Last night, Heidi and I were reading in Matthew 2, and it was interesting to see that one of Christ’s first defining characteristics was as a recipient of deadly persecution; before He was even weaned, Herod slaughtered an entire town’s children in an effort to kill Him. In His ministry as an adult he was attacked on all sides by different factions of his own people, the occupying might of Rome, and Satan himself.
As we talked to bakers who had been driven out of business for their principles and a sergeant who had been relieved and removed for his opinions, one thing was surprising. None of these folks were extra-spiritual super-Christian leader types. They also weren’t loud critics of homosexuals and hadn’t been obnoxiously sticking their necks out every time a debate came up. They were just regular, quiet people with regular, quiet jobs who had the “misfortune” of being picked on by litigious activists, and the faithful conviction to stand firm.
They also all had a distinct humility. Every “victim” that I talked to quickly pointed out that this wasn’t real persecution; saints being beheaded in Asia and Middle East were the real martyrs, and losing your bakery was a minor inconvenience compared to the tortures and deaths related in Hebrews 11. They also talked about what a blessing it is to stand for principle in the midst of persecution, describing a closer walk with God, greater opportunities to speak to others about Him, and everything that 1 Peter 3 and 4 describe.
Christians should, if faced with persecution, welcome it. We know that God wins, that He expects us to obey His Great Commission and baptize the nations, teaching them to obey all that He has commanded. We should expect the victory that He has promised. But God has also promised to chasten every son that He loves, and we can see in Scripture that He often uses His enemies to chasten His people, even as He commands His people to love their enemies.
Much ado has been made of the fact that Bobby Jindal, Mike Huckabee, and Ted Cruz showed up at this conference. Folks on the left have complained that this proves them to be dangerous extremists, and folks on the right have complained that this merely makes them look like dangerous extremists.
Regardless of whether any of these men become president, or if devoted enemies of religious liberty take the White House, our work for Christ and hope in Christ must remain the same.
As J.C. Ryle wrote in his commentary on Matthew 2, “Do you think that Christ’s cause depends on the power and patronage of princes [and presidents]? You are mistaken.

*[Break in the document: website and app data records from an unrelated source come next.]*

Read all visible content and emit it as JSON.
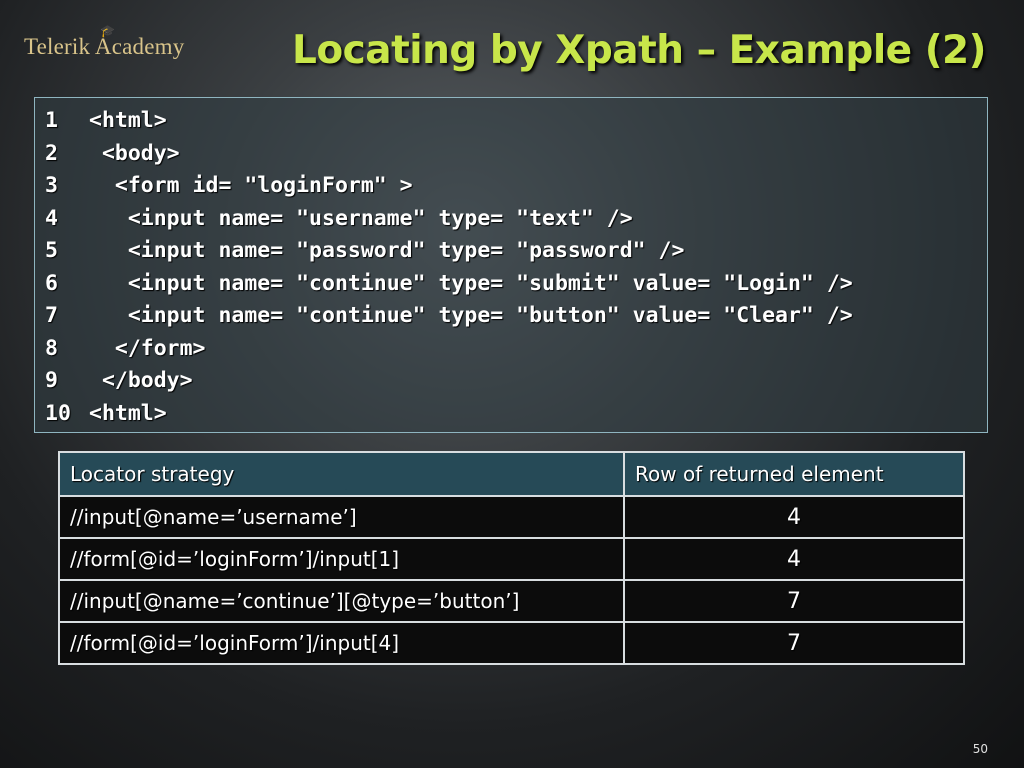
{
  "logo": {
    "text": "Telerik Academy"
  },
  "title": "Locating by Xpath – Example (2)",
  "code": [
    {
      "num": "1",
      "text": "<html>"
    },
    {
      "num": "2",
      "text": " <body>"
    },
    {
      "num": "3",
      "text": "  <form id= \"loginForm\" >"
    },
    {
      "num": "4",
      "text": "   <input name= \"username\" type= \"text\" />"
    },
    {
      "num": "5",
      "text": "   <input name= \"password\" type= \"password\" />"
    },
    {
      "num": "6",
      "text": "   <input name= \"continue\" type= \"submit\" value= \"Login\" />"
    },
    {
      "num": "7",
      "text": "   <input name= \"continue\" type= \"button\" value= \"Clear\" />"
    },
    {
      "num": "8",
      "text": "  </form>"
    },
    {
      "num": "9",
      "text": " </body>"
    },
    {
      "num": "10",
      "text": "<html>"
    }
  ],
  "table": {
    "headers": [
      "Locator strategy",
      "Row of returned element"
    ],
    "rows": [
      {
        "strategy": "//input[@name=’username’]",
        "row": "4"
      },
      {
        "strategy": "//form[@id=’loginForm’]/input[1]",
        "row": "4"
      },
      {
        "strategy": "//input[@name=’continue’][@type=’button’]",
        "row": "7"
      },
      {
        "strategy": "//form[@id=’loginForm’]/input[4]",
        "row": "7"
      }
    ]
  },
  "page_number": "50",
  "colors": {
    "title": "#c8e64a",
    "logo": "#d9c48a",
    "table_header": "#264a57"
  }
}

They have seldom done much for the advancement of true religion… Those who are like Herod are many. Those who are like Josiah and Edward the Sixth of England are few.”

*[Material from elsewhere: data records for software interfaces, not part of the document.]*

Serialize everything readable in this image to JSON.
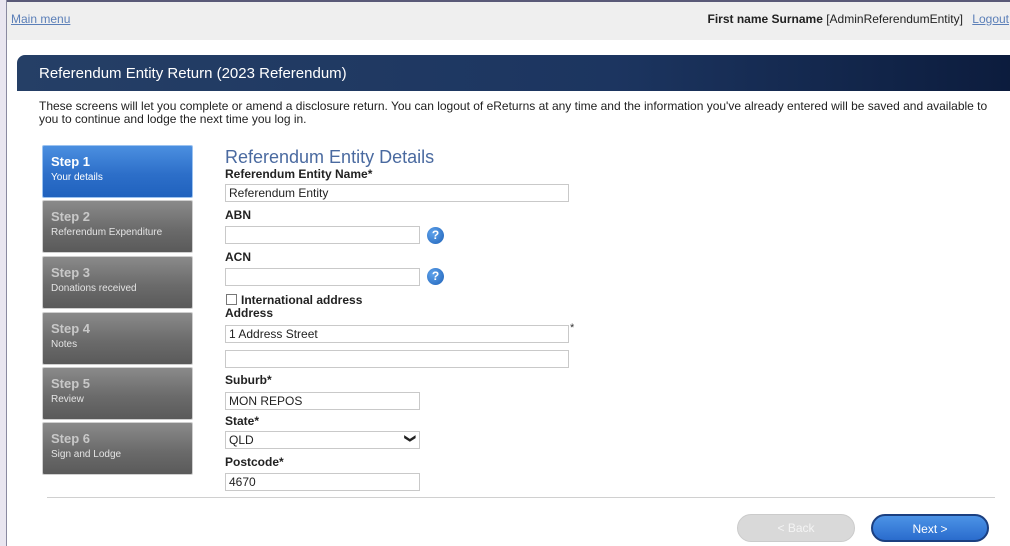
{
  "topbar": {
    "main_menu": "Main menu",
    "user_name": "First name Surname",
    "user_role": "[AdminReferendumEntity]",
    "logout": "Logout"
  },
  "header": {
    "title": "Referendum Entity Return (2023 Referendum)"
  },
  "intro": "These screens will let you complete or amend a disclosure return. You can logout of eReturns at any time and the information you've already entered will be saved and available to you to continue and lodge the next time you log in.",
  "steps": [
    {
      "num": "Step 1",
      "label": "Your details",
      "active": true
    },
    {
      "num": "Step 2",
      "label": "Referendum Expenditure",
      "active": false
    },
    {
      "num": "Step 3",
      "label": "Donations received",
      "active": false
    },
    {
      "num": "Step 4",
      "label": "Notes",
      "active": false
    },
    {
      "num": "Step 5",
      "label": "Review",
      "active": false
    },
    {
      "num": "Step 6",
      "label": "Sign and Lodge",
      "active": false
    }
  ],
  "form": {
    "heading": "Referendum Entity Details",
    "entity_name_label": "Referendum Entity Name*",
    "entity_name_value": "Referendum Entity",
    "abn_label": "ABN",
    "abn_value": "",
    "acn_label": "ACN",
    "acn_value": "",
    "help_glyph": "?",
    "international_label": "International address",
    "address_label": "Address",
    "address_line1": "1 Address Street",
    "address_line2": "",
    "address_required": "*",
    "suburb_label": "Suburb*",
    "suburb_value": "MON REPOS",
    "state_label": "State*",
    "state_value": "QLD",
    "postcode_label": "Postcode*",
    "postcode_value": "4670"
  },
  "buttons": {
    "back": "< Back",
    "next": "Next >"
  },
  "colors": {
    "title_bar": "#1c3560",
    "active_step": "#2d6fc9",
    "inactive_step": "#6b6b6b",
    "link": "#5b7fb8",
    "heading": "#4a6aa0"
  },
  "icons": {
    "help": "question-circle-icon",
    "dropdown": "chevron-down-icon"
  }
}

Proverbs teaches us that Godly leaders are a great blessing on a nation, but that the King of kings is not dependent on them. Our job is obey His commission, preach the gospel, and live like Christians. To share our relationship with Christ and the power of His Word with those who don’t have it. The most encouraging thing at the conference was watching how consistently our three protesters were loved by the conference attendees that went out to talk to them, and how moved they were by the personal testimonies that they heard.